An anytime snack, ideal for picnics, popular with children. The salted-hand technique outlined here comes from my friend Miki Tanaka, and is the secret to killer onigiri.
This comes from our first cookbook, 101 Easy Asian Recipes, out now.
- 4 C freshly cooked short-grain rice (still hot)
- + sea salt
- + filling (choose one): umeboshi, mayonnaise-y tuna salad, chopped parsley (see below for amounts)
- + one of the following (optional): sesame seeds, 8" x 2" strips toasted nori
Set up your onigiri-building station: Arrange a rice cooker or pot with cooked rice, bowls with salt and filling, and a dish of water within arm’s reach. Have ready a plate or baking sheet on which you will place your formed onigiri. If using sesame seeds, scatter on a plate.

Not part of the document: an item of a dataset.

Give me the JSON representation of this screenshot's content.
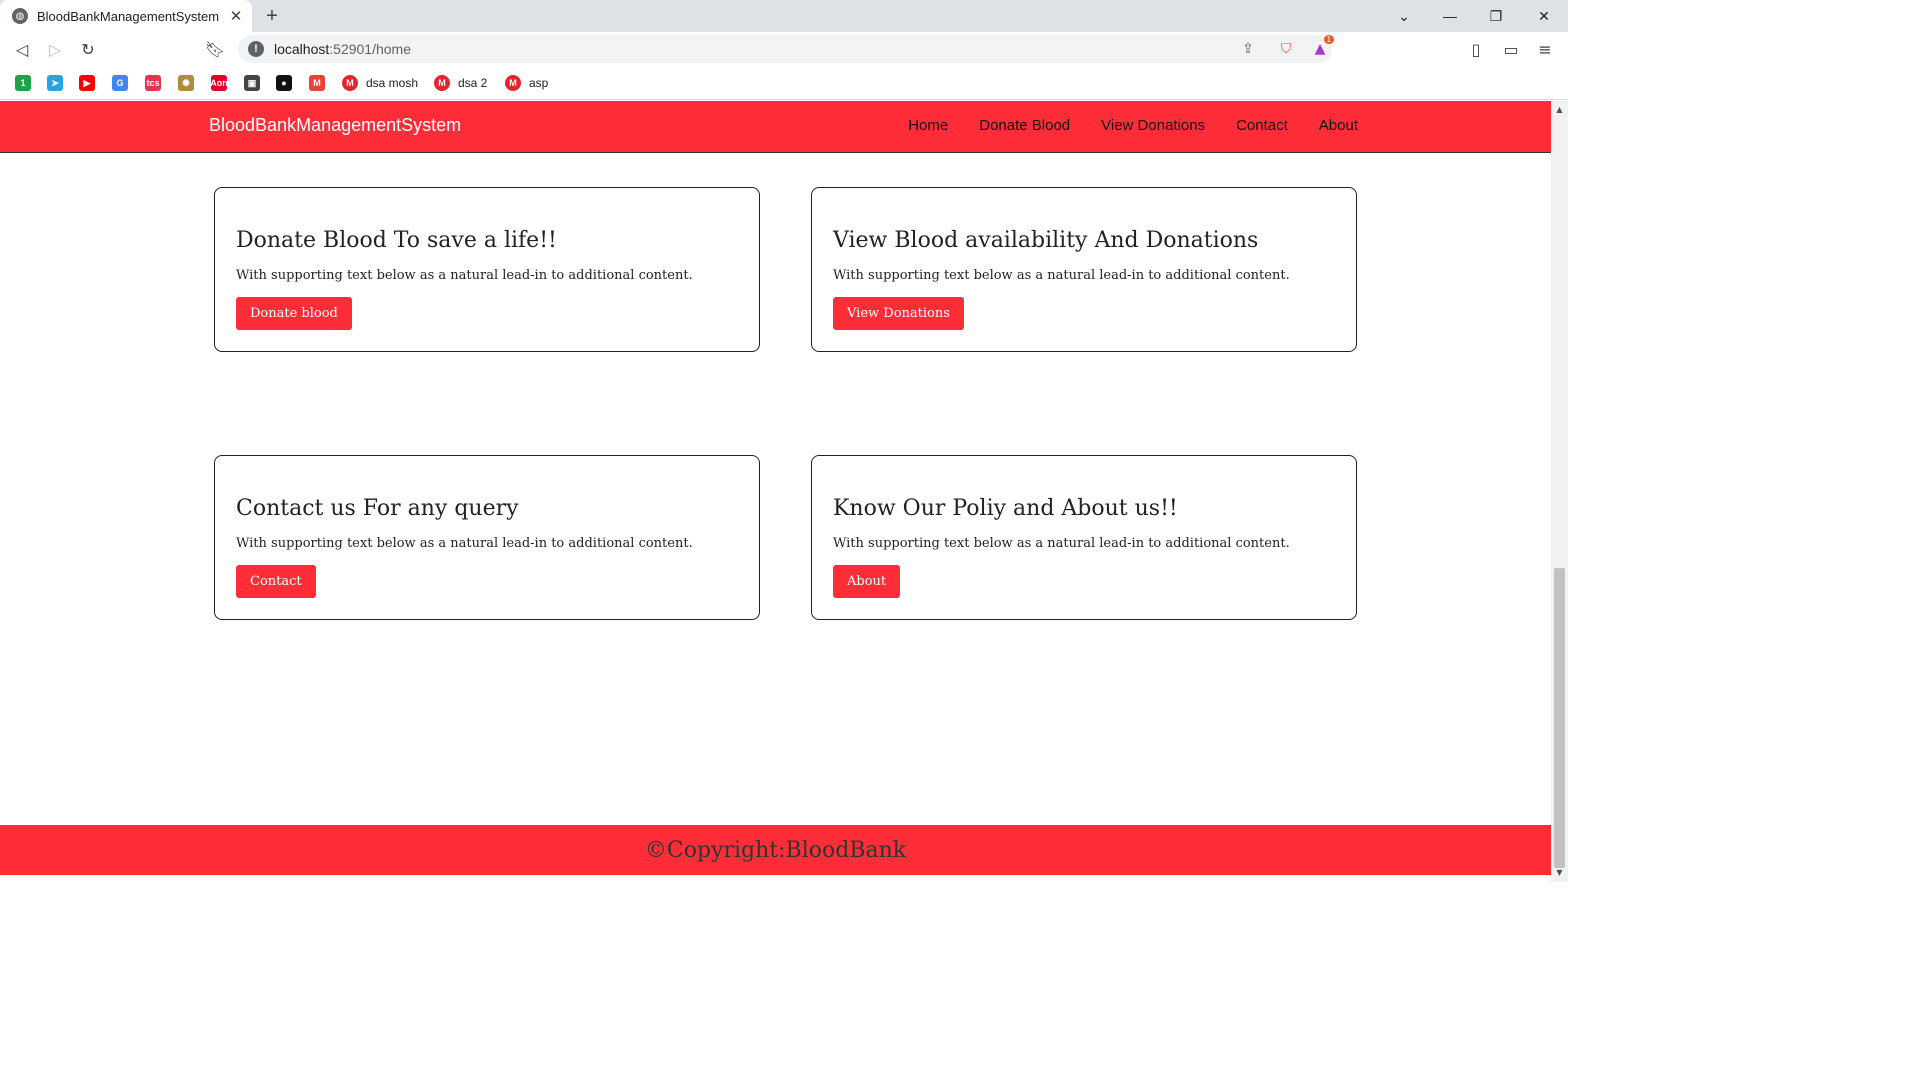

Fluff the rice with a fork. (For parsley onigiri, add 2 tablespoons chopped parsley and a little salt.) Wet your hands in the dish of water and sprinkle them with salt. Scoop about 2/3 cup rice into your hand and make a 1-inch hollow in the center of the rice with your finger. Then:
Place 1 plum into the hollow, then seal the rice over the filling. Roll the rice into a ball, then gently shape and compact it with your salted hands, gradually forming a 1-inchthick triangular shape.
Place 1 tablespoon tuna salad into the hollow, then seal the rice over the filling. Roll the rice into a ball, then gently shape and compact it with your salted hands, gradually forming a 1-inch-thick triangular shape.
Gently shape and compact the parsleyflecked rice with your salted hands, gradually forming a 1-inch-thick triangular shape.
If desired, wrap each onigiri with a strip of toasted nori or roll in sesame seeds to coat.
Turn these into yaki onigiri. Heat a castiron skillet over medium heat. Add the onigiri to the pan and cook until a light crust forms, about 2 minutes. Flip and brush lightly with soy sauce. Cook until a crust forms on the other side. Flip and brush with soy sauce. Cook until golden brown and crisp, flipping as necessary, until crisp all over, about 5 minutes.